Cornice, how to paint and get a great finish
Cornice, how to paint and get a great finish.
Spray painting cornice in a period property.
The best way to paint cornice is to spray paint it. You might think it’s a lot of work but it’s worth it. The alternative is to paint it by hand. Painting a detailed cornice by hand is very time consuming and even then it doesn’t always look its best.
Today I had to paint some very detailed cornice. It had been painted in several colours and also had a lot of gold leaf applied. The way forward was clear to me.
First off we masked up everything in the room that wasn’t to be painted, everything from chandeliers to light switches. We also covered the floor with a corri-board and masked up all the joints. This was all to insure that when we started spray painting there would be no overspray on anything in the room that wasn’t about to be painted.
Once the masking was finished we dusted down the cornice to make sure it was nice and clean.
Once clean we spot primed the coving with a Bin primer to kill off the strong colours. This was done by brush. We could have spray primed the cornice but that would have been over kill and there was no need.
When the Bin Primer had dried, which didn’t take long, we gave the cornice a coat of good quality matt emulsion as an undercoat.
Fired Earth flaked white was the colour chosen by the client for the cornice and ceiling rose. The ceiling is to be painted with Farrow & Ball pointing, a very nice combination of colours.
Using a paint sprayer and compressor we then proceeded to spray the entire cornice in the dining room. If we had been painting it all by brush it could have taken days to complete the work and it still wouldn’t really look its best. Spray painting the cornice cut the time down to about 2 hours! Not only did it save quite a bit of time it also gave the cornice a beautiful flawless finish.
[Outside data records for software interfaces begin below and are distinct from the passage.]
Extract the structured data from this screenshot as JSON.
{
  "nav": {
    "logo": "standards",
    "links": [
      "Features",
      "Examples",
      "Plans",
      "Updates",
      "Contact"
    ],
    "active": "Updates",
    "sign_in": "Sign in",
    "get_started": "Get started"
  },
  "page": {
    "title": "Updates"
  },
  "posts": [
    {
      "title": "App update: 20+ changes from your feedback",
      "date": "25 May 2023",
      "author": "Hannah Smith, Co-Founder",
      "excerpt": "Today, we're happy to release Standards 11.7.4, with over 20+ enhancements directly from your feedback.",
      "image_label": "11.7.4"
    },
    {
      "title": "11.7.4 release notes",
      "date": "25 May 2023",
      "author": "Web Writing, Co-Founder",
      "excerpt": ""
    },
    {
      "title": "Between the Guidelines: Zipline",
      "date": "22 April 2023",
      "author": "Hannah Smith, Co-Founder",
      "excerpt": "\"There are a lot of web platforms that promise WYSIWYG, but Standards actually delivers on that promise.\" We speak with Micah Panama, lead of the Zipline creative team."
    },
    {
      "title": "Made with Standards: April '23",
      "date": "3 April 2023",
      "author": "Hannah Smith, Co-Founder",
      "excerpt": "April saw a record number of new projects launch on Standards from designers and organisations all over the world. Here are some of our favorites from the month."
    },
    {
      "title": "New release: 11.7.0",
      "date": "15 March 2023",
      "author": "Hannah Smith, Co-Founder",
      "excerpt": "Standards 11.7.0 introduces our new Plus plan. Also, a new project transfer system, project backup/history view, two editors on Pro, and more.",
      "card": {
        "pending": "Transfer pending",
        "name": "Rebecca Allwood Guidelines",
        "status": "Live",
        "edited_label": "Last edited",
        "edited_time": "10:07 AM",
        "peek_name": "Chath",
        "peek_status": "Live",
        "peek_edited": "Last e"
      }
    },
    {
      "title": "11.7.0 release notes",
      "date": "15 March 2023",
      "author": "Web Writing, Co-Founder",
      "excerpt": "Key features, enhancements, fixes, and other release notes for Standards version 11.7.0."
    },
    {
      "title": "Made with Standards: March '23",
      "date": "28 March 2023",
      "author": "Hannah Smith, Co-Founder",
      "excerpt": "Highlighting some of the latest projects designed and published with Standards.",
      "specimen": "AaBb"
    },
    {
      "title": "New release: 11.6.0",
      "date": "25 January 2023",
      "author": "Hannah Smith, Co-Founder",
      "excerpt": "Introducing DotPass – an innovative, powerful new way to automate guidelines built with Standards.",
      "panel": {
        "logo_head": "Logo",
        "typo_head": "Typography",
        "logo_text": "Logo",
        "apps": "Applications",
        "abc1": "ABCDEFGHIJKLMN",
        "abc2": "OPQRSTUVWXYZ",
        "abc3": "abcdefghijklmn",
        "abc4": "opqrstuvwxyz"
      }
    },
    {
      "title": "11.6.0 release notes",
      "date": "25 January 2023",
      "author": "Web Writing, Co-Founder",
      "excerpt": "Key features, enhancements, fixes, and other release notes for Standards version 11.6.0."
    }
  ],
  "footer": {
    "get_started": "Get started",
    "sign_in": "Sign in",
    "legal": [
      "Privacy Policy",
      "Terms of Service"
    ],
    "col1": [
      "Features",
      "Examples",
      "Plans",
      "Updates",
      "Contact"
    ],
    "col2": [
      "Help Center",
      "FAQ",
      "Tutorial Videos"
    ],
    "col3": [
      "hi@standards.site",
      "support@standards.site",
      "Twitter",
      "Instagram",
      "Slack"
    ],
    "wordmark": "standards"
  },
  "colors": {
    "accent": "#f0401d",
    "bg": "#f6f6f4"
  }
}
Heres a little video of Veljo spray painting cornice in this period property. Its a noisy job so you might want to turn the volume down!